October 5, 2007
Slade elects not to testify
The defense rested Thursday in the criminal trial of former Texas Southern University president Priscilla Slade (previous posts here) without the defendant taking the stand in her own defense. Slade told the Chronicle that she felt "wonderful" about the conclusion of her defense, while defense counsel Mike DeGeurin explained on the courthouse steps that "the defendant never testifies if the state has not proven their case. That's just a given rule."
Maybe so, but as noted here and here in connection with a couple of other high profile cases, the decision not to testify in white collar criminal cases is risky. Juries in white collar cases expect to hear from the defendant, and when they don't, they commonly hold against the defendant. That's not it's supposed to work, but that's the reality. As the late Edward Bennett Williams used to advise his white collar criminal clients, "If you elect not to testify, then you better bring your toothbrush with you to the courthouse."
The prosecution finished its rebuttal portion of its case on Thursday. The jury is off on Friday as the judge and lawyers finalize the jury instructions.
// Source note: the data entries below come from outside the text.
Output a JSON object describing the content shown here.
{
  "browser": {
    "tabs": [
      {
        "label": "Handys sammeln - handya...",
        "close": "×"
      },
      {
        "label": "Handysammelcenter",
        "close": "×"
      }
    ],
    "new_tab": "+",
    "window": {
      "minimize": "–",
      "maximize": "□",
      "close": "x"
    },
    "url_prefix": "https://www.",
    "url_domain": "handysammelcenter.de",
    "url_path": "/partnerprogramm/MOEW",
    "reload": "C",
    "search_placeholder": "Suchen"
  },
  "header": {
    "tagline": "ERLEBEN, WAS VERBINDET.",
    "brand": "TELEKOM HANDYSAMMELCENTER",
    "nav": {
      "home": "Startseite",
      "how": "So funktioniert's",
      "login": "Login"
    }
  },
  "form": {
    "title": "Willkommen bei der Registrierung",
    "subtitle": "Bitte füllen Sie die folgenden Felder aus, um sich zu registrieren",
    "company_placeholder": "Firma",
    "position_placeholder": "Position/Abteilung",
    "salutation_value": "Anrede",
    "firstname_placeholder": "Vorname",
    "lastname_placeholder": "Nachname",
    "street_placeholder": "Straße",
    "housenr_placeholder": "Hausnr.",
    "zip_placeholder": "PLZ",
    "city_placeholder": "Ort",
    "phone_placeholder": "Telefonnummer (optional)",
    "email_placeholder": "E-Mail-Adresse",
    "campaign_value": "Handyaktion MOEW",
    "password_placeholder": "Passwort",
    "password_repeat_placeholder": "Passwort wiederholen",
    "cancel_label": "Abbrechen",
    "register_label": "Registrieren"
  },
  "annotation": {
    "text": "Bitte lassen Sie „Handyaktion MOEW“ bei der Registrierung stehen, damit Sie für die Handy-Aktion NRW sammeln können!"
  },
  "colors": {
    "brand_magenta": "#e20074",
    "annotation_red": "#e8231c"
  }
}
Final arguments are scheduled to begin on Monday.
Posted by Tom at October 5, 2007 12:10 AM |
Post a comment
Thanks for signing in, . Now you can comment. (sign out)(If you haven't left a comment here before, you may need to be approved by the site owner before your comment will appear. Until then, it won't appear on the entry. Thanks for waiting.)